▶ BRIEF: Look through the material beneath and copy each line with the word "Новый".

BEGIN RECORD SET

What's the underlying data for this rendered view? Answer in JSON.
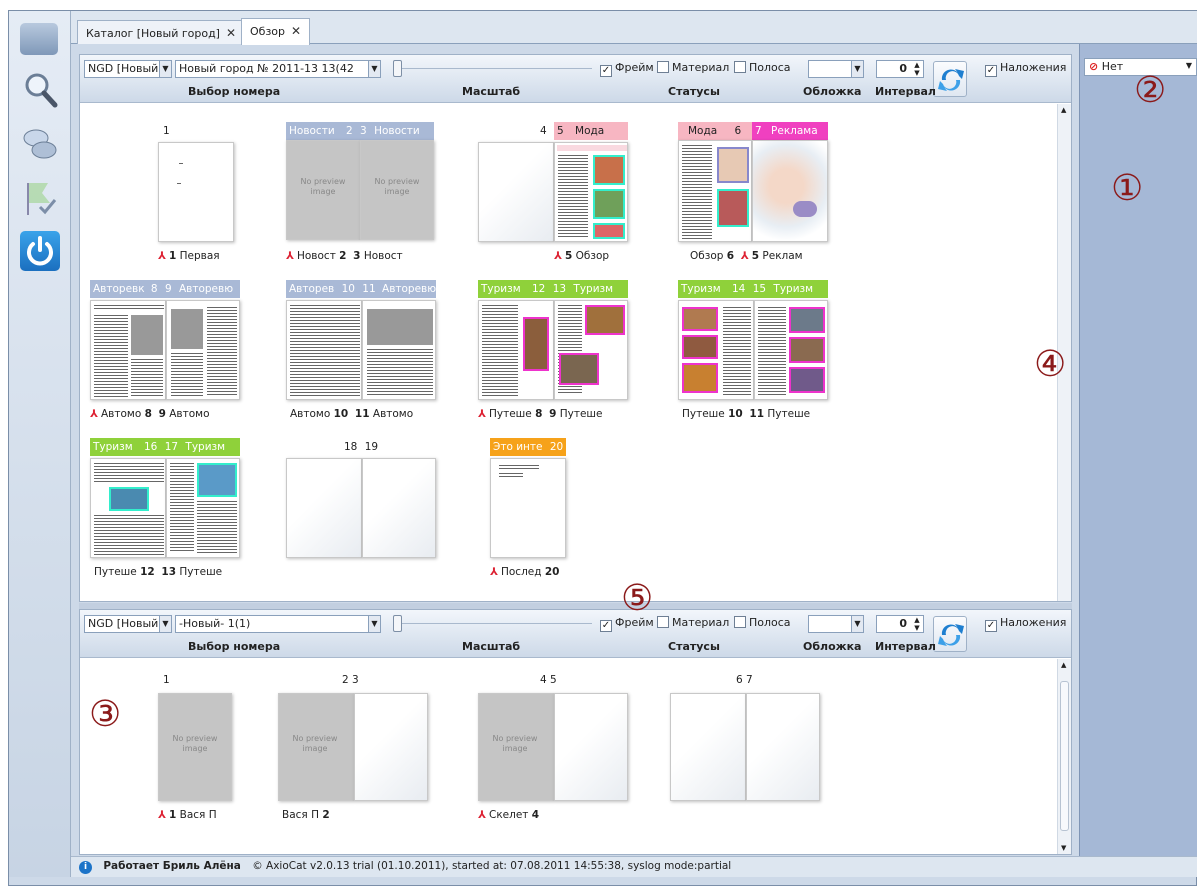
{
  "tabs": [
    {
      "label": "Каталог [Новый город]"
    },
    {
      "label": "Обзор"
    }
  ],
  "top_panel": {
    "edition_select": "NGD [Новый г",
    "issue_select": "Новый город № 2011-13 13(42",
    "chk_frame": "Фрейм",
    "chk_material": "Материал",
    "chk_strip": "Полоса",
    "interval_value": "0",
    "chk_overlays": "Наложения",
    "hdr_issue": "Выбор номера",
    "hdr_scale": "Масштаб",
    "hdr_statuses": "Статусы",
    "hdr_cover": "Обложка",
    "hdr_interval": "Интервал",
    "spreads": [
      {
        "nums": "1",
        "caption_num": "1",
        "caption_name": "Первая"
      },
      {
        "section_left": "Новости",
        "num_left": "2",
        "num_right": "3",
        "section_right": "Новости",
        "cap_left_name": "Новост",
        "cap_left_num": "2",
        "cap_right_num": "3",
        "cap_right_name": "Новост"
      },
      {
        "num_left": "4",
        "num_right": "5",
        "section_right": "Мода",
        "cap_right_num": "5",
        "cap_right_name": "Обзор"
      },
      {
        "section_left": "Мода",
        "num_left": "6",
        "num_right": "7",
        "section_right": "Реклама",
        "cap_left_name": "Обзор",
        "cap_left_num": "6",
        "cap_right_num": "5",
        "cap_right_name": "Реклам"
      },
      {
        "section_left": "Авторевк",
        "num_left": "8",
        "num_right": "9",
        "section_right": "Авторевю",
        "cap_left_name": "Автомо",
        "cap_left_num": "8",
        "cap_right_num": "9",
        "cap_right_name": "Автомо"
      },
      {
        "section_left": "Авторев",
        "num_left": "10",
        "num_right": "11",
        "section_right": "Авторевю",
        "cap_left_name": "Автомо",
        "cap_left_num": "10",
        "cap_right_num": "11",
        "cap_right_name": "Автомо"
      },
      {
        "section_left": "Туризм",
        "num_left": "12",
        "num_right": "13",
        "section_right": "Туризм",
        "cap_left_name": "Путеше",
        "cap_left_num": "8",
        "cap_right_num": "9",
        "cap_right_name": "Путеше"
      },
      {
        "section_left": "Туризм",
        "num_left": "14",
        "num_right": "15",
        "section_right": "Туризм",
        "cap_left_name": "Путеше",
        "cap_left_num": "10",
        "cap_right_num": "11",
        "cap_right_name": "Путеше"
      },
      {
        "section_left": "Туризм",
        "num_left": "16",
        "num_right": "17",
        "section_right": "Туризм",
        "cap_left_name": "Путеше",
        "cap_left_num": "12",
        "cap_right_num": "13",
        "cap_right_name": "Путеше"
      },
      {
        "num_left": "18",
        "num_right": "19"
      },
      {
        "section_left": "Это инте",
        "num_left": "20",
        "cap_left_name": "Послед",
        "cap_left_num": "20"
      }
    ],
    "no_preview": "No preview image"
  },
  "bottom_panel": {
    "edition_select": "NGD [Новый г",
    "issue_select": "-Новый- 1(1)",
    "chk_frame": "Фрейм",
    "chk_material": "Материал",
    "chk_strip": "Полоса",
    "interval_value": "0",
    "chk_overlays": "Наложения",
    "hdr_issue": "Выбор номера",
    "hdr_scale": "Масштаб",
    "hdr_statuses": "Статусы",
    "hdr_cover": "Обложка",
    "hdr_interval": "Интервал",
    "p1_num": "1",
    "p1_cap_num": "1",
    "p1_cap_name": "Вася П",
    "p23_nums": "2  3",
    "p23_cap_name": "Вася П",
    "p23_cap_num": "2",
    "p45_nums": "4  5",
    "p45_cap_name": "Скелет",
    "p45_cap_num": "4",
    "p67_nums": "6  7"
  },
  "right_panel": {
    "select": "Нет"
  },
  "annotations": {
    "c1": "①",
    "c2": "②",
    "c3": "③",
    "c4": "④",
    "c5": "⑤"
  },
  "status": {
    "user": "Работает Бриль Алёна",
    "info": "© AxioCat v2.0.13 trial (01.10.2011), started at: 07.08.2011 14:55:38, syslog mode:partial"
  },
  "colors": {
    "news": "#a9b9d6",
    "fashion": "#f7b6c2",
    "ad": "#f040c0",
    "auto": "#a9b9d6",
    "tourism": "#8fd13a",
    "interesting": "#f6a21a"
  }
}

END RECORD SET

▶ EXERCISE RESPONSE:
      "label": "Каталог [Новый город]"
    "edition_select": "NGD [Новый г",
    "issue_select": "Новый город № 2011-13 13(42",
    "edition_select": "NGD [Новый г",
    "issue_select": "-Новый- 1(1)",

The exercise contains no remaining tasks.